First, a quick coronavirus check-in:
• Most of us will get it.
• The majority of those who get it will recover just fine.
• We need to stay home now in order not to overwhelm our healthcare system all at once and cause more deaths due to lack of personnel or equipment.

Second, a quick preventive medicine check-in:

• The leading cause of death in the U.S. is heart disease.
• About 100 million Americans have diabetes or pre-diabetes.
• Nearly 40% of our population is obese and being obese is one of the biggest risk factors for getting heart disease and diabetes.

Somehow, these bullet points are related to each other. From international data, it looks like having diabetes or heart disease significantly increases your risk of dying from coronavirus.

So, is there any good news? Well, much of heart disease and diabetes is related to our lifestyle, and now that many of us are stuck at home, we have a chance to change our behavior. While school is suspended, gone are the days of running from work to pick up kids to kids’ activities to some drive through. Or perhaps you spent all day at work, getting a meal delivery or two, while practically chained to your desk. And while coronavirus is scary, the truth is that many more of us are at greater risk over the long term from our unhealthy lifestyles.

Most Americans get 30-50% of their calories from eating out, and that, quite frankly, is killing us. And it has nothing to do with coronavirus. We are consuming more calories than we should and eating more processed food than we ought to. Over the next weeks to months, life will be dramatically altered, but it doesn’t have to be all bad. We are being forced to slow down. And when it comes to food, slower can be better.
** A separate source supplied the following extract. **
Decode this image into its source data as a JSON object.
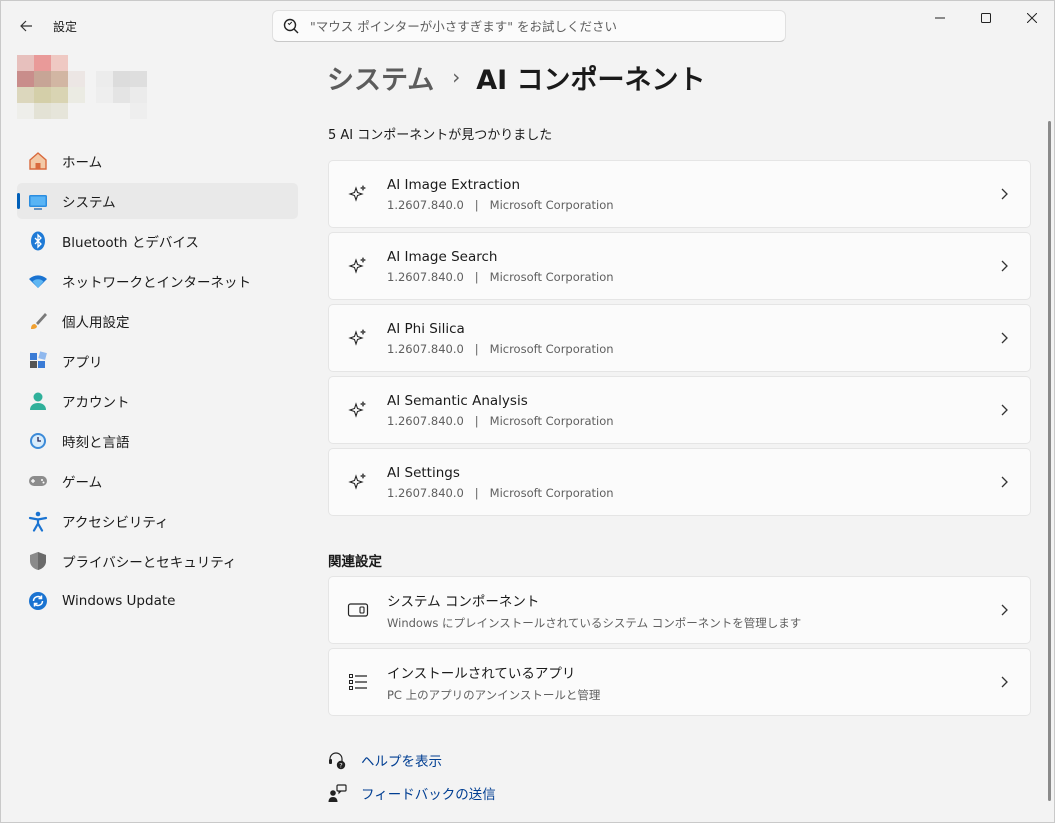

Enter the “slow food” movement which began several decades ago and encourages people across the world to slow down and cook from scratch. While that idea may have been untenable as we were running around from one obligation to the next, now people seem to be looking for ways to spend their spare time away from crowds. Should we read more? Exercise? Netflix and chill? Or perhaps, cook?

While reading, exercising, and watching more T.V. (or whatever “Netflix and chill” means to you) might be intuitive, sadly, many of us have forgotten how to cook. Luckily, we have YouTube. My children have taught me that you can learn how to do virtually anything by watching YouTube, and cooking is no different.

Many people consider themselves “bad” cooks because they never learned how and quickly become discouraged when things don’t turn out perfectly the first time. But cooking, like anything else, is a skill, and practice makes perfect (or at least edible). Start with small, easy projects. Grill a chicken breast or make a simple sauce. Don’t become disappointed if things don’t initially taste as good as your local take-out place. You will learn and get better if you keep trying. And honestly, you will need to use salt and butter or oil. You just will. It’s okay. My grandmother told me I had to if I wanted anyone to eat what I made, and she wasn’t wrong.

Almost anything you make at home, even with salt and butter, will be healthier than what you would eat out (they are using much more than you ever would at home). Start with fresh ingredients and stay as additive-free as possible. The closer to the Earth you eat, the better it is for you. The Mediterranean Diet gets a lot of press for being healthy, and it is, but the truth is that any so-called traditional diet that focuses on whole ingredients, is pretty good for you. So, make what you like—Italian, Chinese, Latin American, Caribbean cuisine, or something completely different. But make it from scratch. And use lots of veggies.   

The coronavirus will be a bad memory in a year or two. All that will remain are the lessons it taught us. Hopefully, we will have learned how to better prepare, how to look out for one another more, and how to keep our cool in a crisis. And just maybe, we will have also discovered how to live healthier by learning a few signature meals we can invite friends over to share.